The more likely scenario is this: Kelly got entirely too comfortable and satisfied with the 2015 season precisely at a time when he should have turned up the heat in the other direction for a huge (and possibly final) 2016-18 push for greatness. He trusted too much, let his CEO-skills blind him that the program would run itself in a lot of areas, while believing there’d be real progress in year 3 of VanGorder and the QB competition between Kizer and Zaire would be entirely manageable. Most especially the quarterbacks were going to lead the team against a very friendly schedule.

Almost literally, nothing has gone to script. Strengths aren’t quite that strong and powerful enough to hang your hat on in 2016. Weaknesses are much worse than thought. Things are so out of whack that Kelly has been stunned how much of his program has cracked at its foundations and how little help (looking at you defensive coaches) he’s surrounded himself with to this point.

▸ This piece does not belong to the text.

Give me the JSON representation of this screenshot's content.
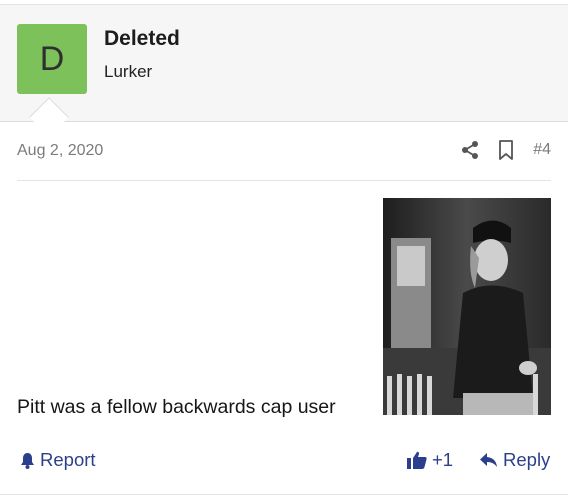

Does Kelly deserve to be fired now? Will he deserve to be fired after a season that’s looking like 4-8 might be the absolute ceiling for this team? No, I don’t think so. It’s hard for me to square away that Weis got 3 years of bad-to-mediocre results for 3 years and that we’ll cut Kelly loose after one bad season. I can’t escape the feeling that for America’s toughest job that’s an incredibly short-sighted and dangerous move that will 100% scare away any legitimate applicants. Loud chest-pounding on message boards about expectations and standards are so full of emotion as to cause blindness. It’s more important to make the right moves–even if they take some time–and get the right person in the seat than it is to just fire someone because things aren’t where you want them, or even worse, to prove to a bunch of chattering hyenas that we’re sticking up for Our Lady’s storied history.

The only thing that REALLY matters moving forward is if the foundation of the program is so bad and Kelly has lost the ability to raise the tide and remain committed to fixing things. Acting as if this is the real Kelly and 2016 is unveiling a truth about him doesn’t do much for me. Neither does saying we know he won’t win a title–this is a Tier II job and I’m not firing Kelly because of those expectations. Even with an 8-loss season it’s easy to think the foundation is crumbling but things are still fairly stable all things considered. That’s why so much comes down to the effort and emotional investment from Kelly himself. It’s still in my mind that he’s so haggard and tired from this job that he’ll leave in December and Swarbrick should be ready for that scenario. However, if that’s not the case–and I’ll assume Kelly and Swarbrick will hash that out soon–he’ll get 2017 to see if he can be the first Notre Dame coach to find success after a terrible season.